Honest Weight is an indie fish counter and kitchen in The Junction where customers will find pristine seafood to take home, or, enjoy for immediate consumption.
Owners John Bil and Victoria Bazen took over the space, formerly a denture clinic, last June, and have transformed it into a neighbourhood wood-clad seafood shop and casual eatery, where the menu is scrawled on chalkboards or chosen straight from the display.
Bil isn't new to procuring seafood - he was working an PEI oyster farm when the owners of Montreal's Joe Beef convinced him to come work them. In more recent years, he's imported seafoods for wholesale to Toronto restaurants, and now with the opening of this new spot, he's making the same grade and variety available to the public.
The menu changes regularly based on whatever seafood has been freshly procured - including some rare and interesting selections.

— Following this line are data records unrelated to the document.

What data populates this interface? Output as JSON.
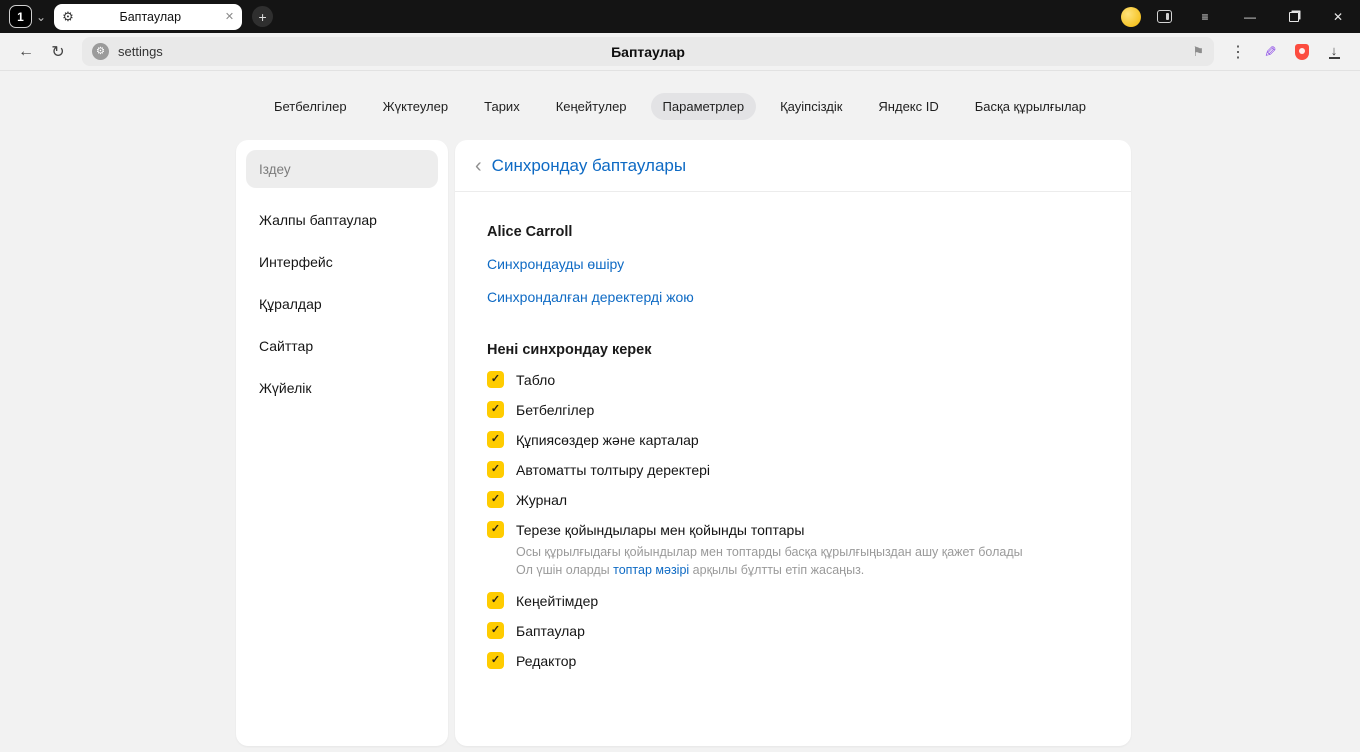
{
  "colors": {
    "accent_blue": "#0e6ac4",
    "checkbox_yellow": "#ffcc00",
    "protect_red": "#fc4c3f",
    "pen_purple": "#8f4fe8",
    "titlebar_bg": "#141414",
    "page_bg": "#f2f2f2"
  },
  "icons": {
    "chevron_down": "⌄",
    "gear": "⚙",
    "close_tab": "✕",
    "plus": "+",
    "hamburger": "≡",
    "minimize": "—",
    "close_window": "✕",
    "back": "←",
    "reload": "↻",
    "site": "⚙",
    "bookmark": "⚑",
    "kebab": "⋮",
    "pen": "✎",
    "download_arrow": "↓",
    "back_chevron": "‹",
    "check": "✓"
  },
  "window": {
    "tab_count": "1",
    "tab_title": "Баптаулар"
  },
  "toolbar": {
    "url": "settings",
    "page_title": "Баптаулар"
  },
  "nav": {
    "tabs": [
      "Бетбелгілер",
      "Жүктеулер",
      "Тарих",
      "Кеңейтулер",
      "Параметрлер",
      "Қауіпсіздік",
      "Яндекс ID",
      "Басқа құрылғылар"
    ],
    "active": "Параметрлер"
  },
  "sidebar": {
    "search_placeholder": "Іздеу",
    "items": [
      "Жалпы баптаулар",
      "Интерфейс",
      "Құралдар",
      "Сайттар",
      "Жүйелік"
    ]
  },
  "content": {
    "title": "Синхрондау баптаулары",
    "account_name": "Alice Carroll",
    "link_disable_sync": "Синхрондауды өшіру",
    "link_delete_data": "Синхрондалған деректерді жою",
    "section_title": "Нені синхрондау керек",
    "checkboxes": [
      {
        "label": "Табло",
        "checked": true
      },
      {
        "label": "Бетбелгілер",
        "checked": true
      },
      {
        "label": "Құпиясөздер және карталар",
        "checked": true
      },
      {
        "label": "Автоматты толтыру деректері",
        "checked": true
      },
      {
        "label": "Журнал",
        "checked": true
      },
      {
        "label": "Терезе қойындылары мен қойынды топтары",
        "checked": true,
        "note_line1": "Осы құрылғыдағы қойындылар мен топтарды басқа құрылғыңыздан ашу қажет болады",
        "note_line2_prefix": "Ол үшін оларды ",
        "note_link": "топтар мәзірі",
        "note_line2_suffix": " арқылы бұлтты етіп жасаңыз."
      },
      {
        "label": "Кеңейтімдер",
        "checked": true
      },
      {
        "label": "Баптаулар",
        "checked": true
      },
      {
        "label": "Редактор",
        "checked": true
      }
    ]
  }
}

Today there are lapas (limpit clams), a delicacy common in the Azores, but something I've never even seen, let alone tasted. Ten dollars will get you six at a time, cooked simply on the shell then drizzled with a herbed oil. Their flavour is similar to mussels, but they're both squishy and crunchy all at once.
There's cockles too, lovely little clams steamed with chunks of house-cured bacon and served with thick slabs of rustic bread brought in from Forno Cultura .
More substantial selections include a fish sandwich ($12), okonomiyaki ($12), and a personal size deep dish pizza ($17). I try the pizza topped with clams, rabbit, chorizo, potatoes and baby parmesan over creamy mornay sauce. It's good, but I've been told an upcoming version will feature barbecued eel, and to me, that is far more enticing - I'll have to come back.
To drink you'll find house-made sodas ($3) in flavours like raspberry lemongrass and blood orange. Once their liquor license is approved, the intent is to add a couple beers and single options for red, white and sparkling wine.
If you can manage to find room, there's pie ($8). Today it's cherry apple, and it's so massive that each slice weighs in at almost a pound and a half.
Everyone who works here does everything - there is no distinction between fishmongers, cooks, waiters and bussers. The guy who takes your order will likely drop it off too, and when you're done he'll offer you pie as he clears the plates away.
Photos by Jesse Milns